Data extract START
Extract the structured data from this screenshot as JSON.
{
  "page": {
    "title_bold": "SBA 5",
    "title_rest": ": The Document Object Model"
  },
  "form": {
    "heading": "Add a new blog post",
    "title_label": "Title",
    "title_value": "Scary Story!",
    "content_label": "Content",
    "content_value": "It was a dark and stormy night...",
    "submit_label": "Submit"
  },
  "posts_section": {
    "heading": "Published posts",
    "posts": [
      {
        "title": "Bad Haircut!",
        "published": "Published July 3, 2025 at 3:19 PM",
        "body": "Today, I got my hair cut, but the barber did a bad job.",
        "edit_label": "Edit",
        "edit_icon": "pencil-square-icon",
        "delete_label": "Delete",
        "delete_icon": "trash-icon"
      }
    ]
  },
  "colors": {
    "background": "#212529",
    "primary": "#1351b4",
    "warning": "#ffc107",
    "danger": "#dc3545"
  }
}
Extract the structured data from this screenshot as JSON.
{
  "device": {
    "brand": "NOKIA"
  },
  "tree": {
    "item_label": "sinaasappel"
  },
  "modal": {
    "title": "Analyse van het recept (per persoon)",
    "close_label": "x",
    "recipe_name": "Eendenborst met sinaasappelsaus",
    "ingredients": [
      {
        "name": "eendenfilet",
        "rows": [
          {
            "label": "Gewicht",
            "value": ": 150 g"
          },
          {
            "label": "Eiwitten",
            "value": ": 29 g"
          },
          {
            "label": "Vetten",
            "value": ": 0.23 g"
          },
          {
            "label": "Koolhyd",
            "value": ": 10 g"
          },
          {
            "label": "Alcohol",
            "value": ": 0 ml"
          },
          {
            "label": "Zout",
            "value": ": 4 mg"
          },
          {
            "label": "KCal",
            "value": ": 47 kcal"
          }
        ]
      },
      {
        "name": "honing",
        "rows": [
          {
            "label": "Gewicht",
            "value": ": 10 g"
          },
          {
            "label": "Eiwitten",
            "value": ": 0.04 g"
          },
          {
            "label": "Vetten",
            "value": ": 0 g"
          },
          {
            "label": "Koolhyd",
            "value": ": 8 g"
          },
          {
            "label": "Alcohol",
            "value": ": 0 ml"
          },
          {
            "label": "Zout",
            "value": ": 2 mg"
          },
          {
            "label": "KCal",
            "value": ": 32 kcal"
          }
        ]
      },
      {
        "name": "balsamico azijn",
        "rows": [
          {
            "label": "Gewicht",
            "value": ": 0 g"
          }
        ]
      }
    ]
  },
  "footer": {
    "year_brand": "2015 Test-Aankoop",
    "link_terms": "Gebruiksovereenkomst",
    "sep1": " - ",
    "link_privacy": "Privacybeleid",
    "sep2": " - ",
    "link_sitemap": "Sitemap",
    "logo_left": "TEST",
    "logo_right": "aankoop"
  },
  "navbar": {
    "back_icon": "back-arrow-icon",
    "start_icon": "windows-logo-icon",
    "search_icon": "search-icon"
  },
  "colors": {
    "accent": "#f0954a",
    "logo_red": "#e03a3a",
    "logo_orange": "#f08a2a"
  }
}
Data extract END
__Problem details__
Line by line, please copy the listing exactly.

__Finished task__
Extract the structured data from this screenshot as JSON.
{
  "page": {
    "title_bold": "SBA 5",
    "title_rest": ": The Document Object Model"
  },
  "form": {
    "heading": "Add a new blog post",
    "title_label": "Title",
    "title_value": "Scary Story!",
    "content_label": "Content",
    "content_value": "It was a dark and stormy night...",
    "submit_label": "Submit"
  },
  "posts_section": {
    "heading": "Published posts",
    "posts": [
      {
        "title": "Bad Haircut!",
        "published": "Published July 3, 2025 at 3:19 PM",
        "body": "Today, I got my hair cut, but the barber did a bad job.",
        "edit_label": "Edit",
        "edit_icon": "pencil-square-icon",
        "delete_label": "Delete",
        "delete_icon": "trash-icon"
      }
    ]
  },
  "colors": {
    "background": "#212529",
    "primary": "#1351b4",
    "warning": "#ffc107",
    "danger": "#dc3545"
  }
}
Extract the structured data from this screenshot as JSON.
{
  "device": {
    "brand": "NOKIA"
  },
  "tree": {
    "item_label": "sinaasappel"
  },
  "modal": {
    "title": "Analyse van het recept (per persoon)",
    "close_label": "x",
    "recipe_name": "Eendenborst met sinaasappelsaus",
    "ingredients": [
      {
        "name": "eendenfilet",
        "rows": [
          {
            "label": "Gewicht",
            "value": ": 150 g"
          },
          {
            "label": "Eiwitten",
            "value": ": 29 g"
          },
          {
            "label": "Vetten",
            "value": ": 0.23 g"
          },
          {
            "label": "Koolhyd",
            "value": ": 10 g"
          },
          {
            "label": "Alcohol",
            "value": ": 0 ml"
          },
          {
            "label": "Zout",
            "value": ": 4 mg"
          },
          {
            "label": "KCal",
            "value": ": 47 kcal"
          }
        ]
      },
      {
        "name": "honing",
        "rows": [
          {
            "label": "Gewicht",
            "value": ": 10 g"
          },
          {
            "label": "Eiwitten",
            "value": ": 0.04 g"
          },
          {
            "label": "Vetten",
            "value": ": 0 g"
          },
          {
            "label": "Koolhyd",
            "value": ": 8 g"
          },
          {
            "label": "Alcohol",
            "value": ": 0 ml"
          },
          {
            "label": "Zout",
            "value": ": 2 mg"
          },
          {
            "label": "KCal",
            "value": ": 32 kcal"
          }
        ]
      },
      {
        "name": "balsamico azijn",
        "rows": [
          {
            "label": "Gewicht",
            "value": ": 0 g"
          }
        ]
      }
    ]
  },
  "footer": {
    "year_brand": "2015 Test-Aankoop",
    "link_terms": "Gebruiksovereenkomst",
    "sep1": " - ",
    "link_privacy": "Privacybeleid",
    "sep2": " - ",
    "link_sitemap": "Sitemap",
    "logo_left": "TEST",
    "logo_right": "aankoop"
  },
  "navbar": {
    "back_icon": "back-arrow-icon",
    "start_icon": "windows-logo-icon",
    "search_icon": "search-icon"
  },
  "colors": {
    "accent": "#f0954a",
    "logo_red": "#e03a3a",
    "logo_orange": "#f08a2a"
  }
}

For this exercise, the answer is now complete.